Got an attic or closet full of old toys and other pieces of your childhood you've been clinging to for too long? Maybe it's time to cash in that stuff.
Your toys from the 1970s, '80s or '90s could be worth hundreds of dollars on eBay — maybe way more than another stimulus payment.
If you've never sold things on eBay before, getting started is fairly simple.
For your old electronics, books and movies, use a buyback service that will take those items off your hands and give you cash for them.
7. Earn extra cash with a side hustle
You have a hobby, right? Or some special skills or talents? You might be able to use it to land some side work to earn the equivalent of a fourth stimulus check.
Maybe you write, or know web or graphic design — or even have a knack for doing celebrity impressions. Using an online marketplace for gig work can get your unique services in front of the people willing to pay for them.
It’s sort of like online dating: You put out a profile describing what you offer, and people will contact you if you have what they’re looking for.
Once you start completing gigs and racking up positive reviews for your work, you can bump up your price, rake in even more money — and maybe consider making your side hustle your full-time job.
8. Cut down the cost of your debtfizkes / Shutterstock
If you’ve been relying on your credit card to carry you through the pandemic, you know your plastic can easily rack up tons of expensive interest.
The Federal Reserve says the average credit card interest rate clocks in at 14.75%, and once you factor in compound interest, paying down your debt can feel like you’re running a marathon where someone keeps adding miles.
Give yourself a breather — and shake off your debt sooner — by rolling your balances into a single lower-interest debt consolidation loan.
9. Profit off your day-to-day purchasesIvan Kruk / Shutterstock
If COVID has put you in the habit of doing most of your shopping online, Amazon and Walmart.com may have become your go-tos.

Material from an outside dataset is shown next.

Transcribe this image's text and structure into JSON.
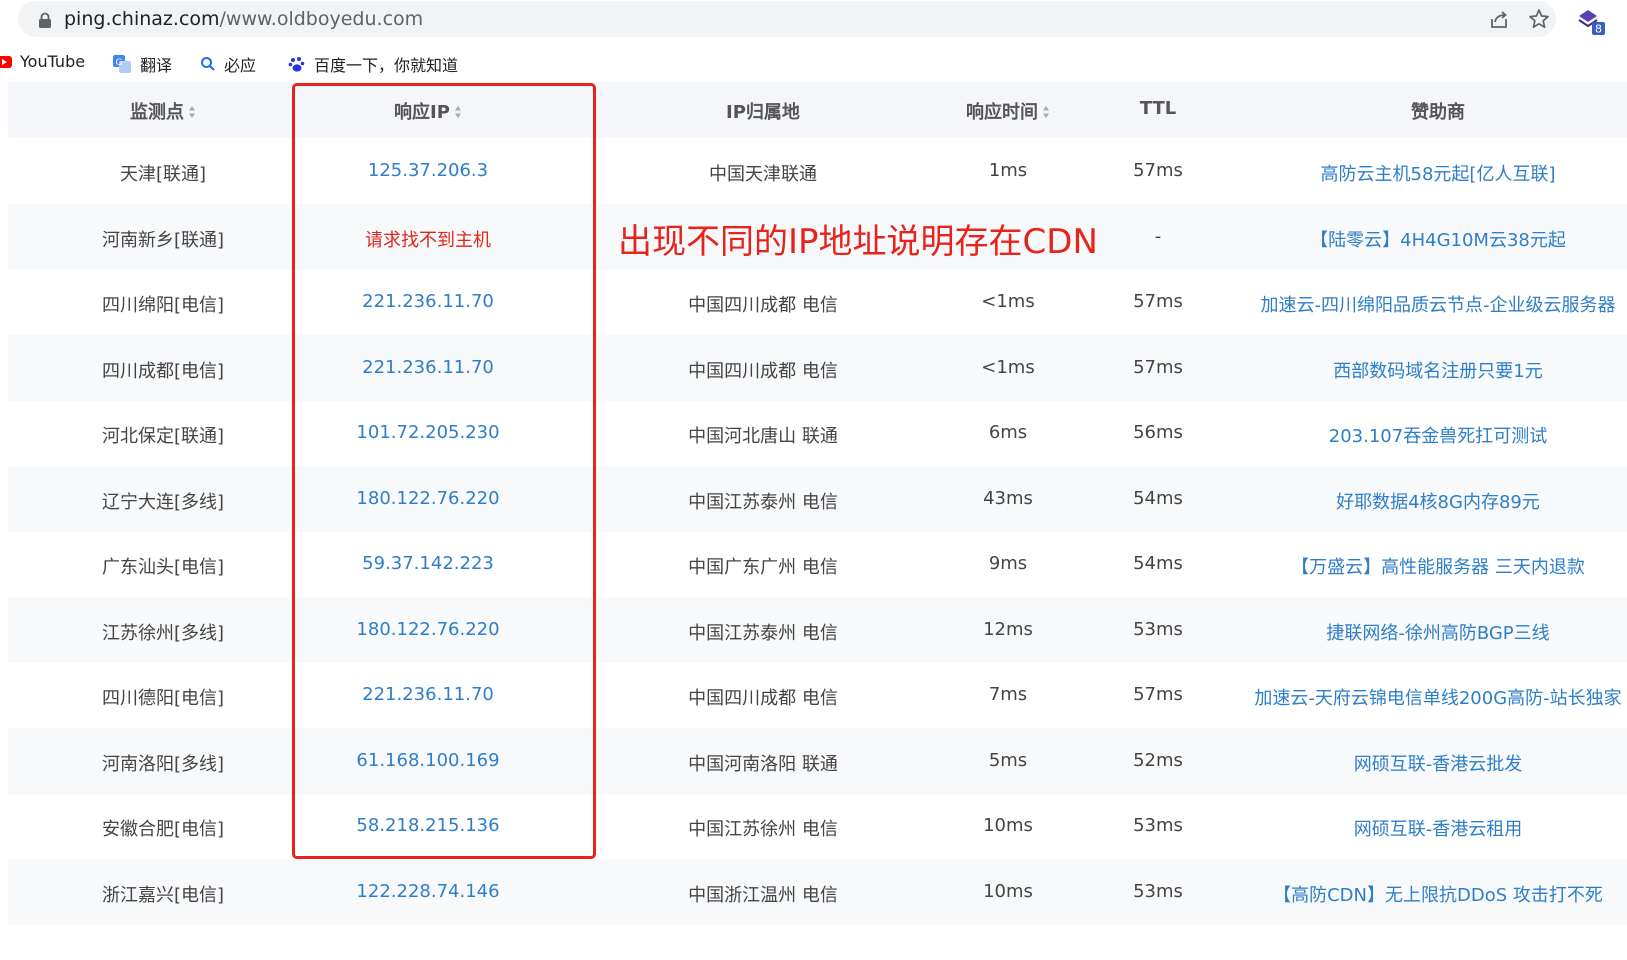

But they don't always have the best prices, and nobody has time to price-check every store.
So, just download a free price-checking browser extension that will automatically scour for deals and coupon codes every time you shop online.
Meanwhile, a popular app helps you earn returns in the stock market just by investing "spare change" from your everyday purchases, to build up savings quickly.
It's a relatively easy and low-cost way to climb aboard as stocks keep making runs at the record books.